Records from a data collection:
- - - -

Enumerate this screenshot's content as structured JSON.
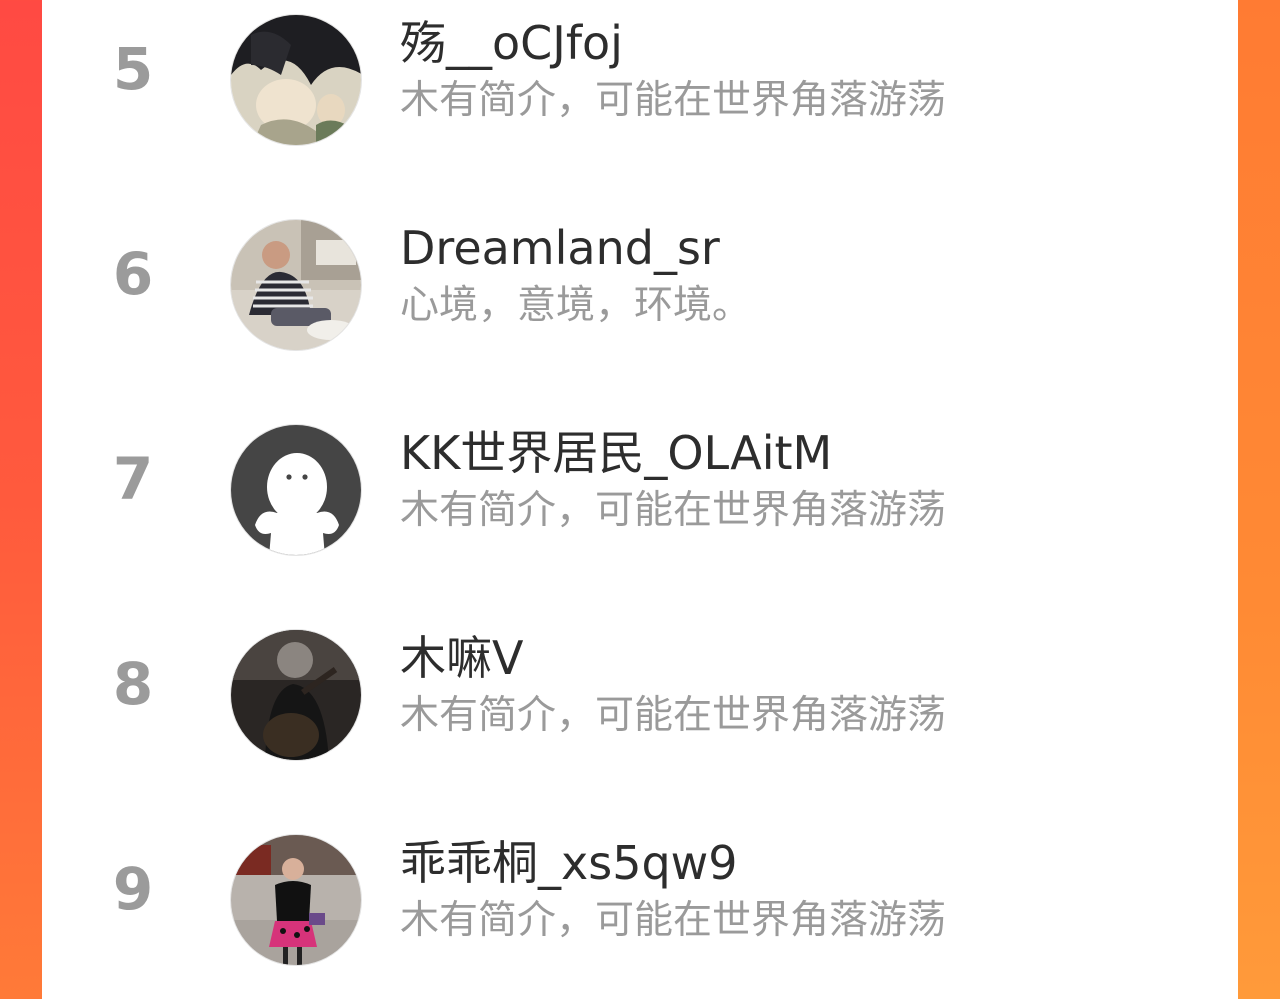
{
  "leaderboard": {
    "entries": [
      {
        "rank": "5",
        "name": "殇__oCJfoj",
        "bio": "木有简介，可能在世界角落游荡",
        "avatar_icon": "anime-avatar"
      },
      {
        "rank": "6",
        "name": "Dreamland_sr",
        "bio": "心境，意境，环境。",
        "avatar_icon": "photo-avatar"
      },
      {
        "rank": "7",
        "name": "KK世界居民_OLAitM",
        "bio": "木有简介，可能在世界角落游荡",
        "avatar_icon": "default-ghost-avatar"
      },
      {
        "rank": "8",
        "name": "木嘛V",
        "bio": "木有简介，可能在世界角落游荡",
        "avatar_icon": "photo-avatar"
      },
      {
        "rank": "9",
        "name": "乖乖桐_xs5qw9",
        "bio": "木有简介，可能在世界角落游荡",
        "avatar_icon": "photo-avatar"
      }
    ]
  },
  "colors": {
    "background_left": "#ff4a43",
    "background_right": "#ff8a34",
    "rank_text": "#9b9b9b",
    "name_text": "#2d2d2d",
    "bio_text": "#9a9a9a"
  }
}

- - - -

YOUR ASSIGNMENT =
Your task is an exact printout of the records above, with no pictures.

EXERCISE OUTPUT =
Enumerate this screenshot's content as structured JSON.
{
  "leaderboard": {
    "entries": [
      {
        "rank": "5",
        "name": "殇__oCJfoj",
        "bio": "木有简介，可能在世界角落游荡",
        "avatar_icon": "anime-avatar"
      },
      {
        "rank": "6",
        "name": "Dreamland_sr",
        "bio": "心境，意境，环境。",
        "avatar_icon": "photo-avatar"
      },
      {
        "rank": "7",
        "name": "KK世界居民_OLAitM",
        "bio": "木有简介，可能在世界角落游荡",
        "avatar_icon": "default-ghost-avatar"
      },
      {
        "rank": "8",
        "name": "木嘛V",
        "bio": "木有简介，可能在世界角落游荡",
        "avatar_icon": "photo-avatar"
      },
      {
        "rank": "9",
        "name": "乖乖桐_xs5qw9",
        "bio": "木有简介，可能在世界角落游荡",
        "avatar_icon": "photo-avatar"
      }
    ]
  },
  "colors": {
    "background_left": "#ff4a43",
    "background_right": "#ff8a34",
    "rank_text": "#9b9b9b",
    "name_text": "#2d2d2d",
    "bio_text": "#9a9a9a"
  }
}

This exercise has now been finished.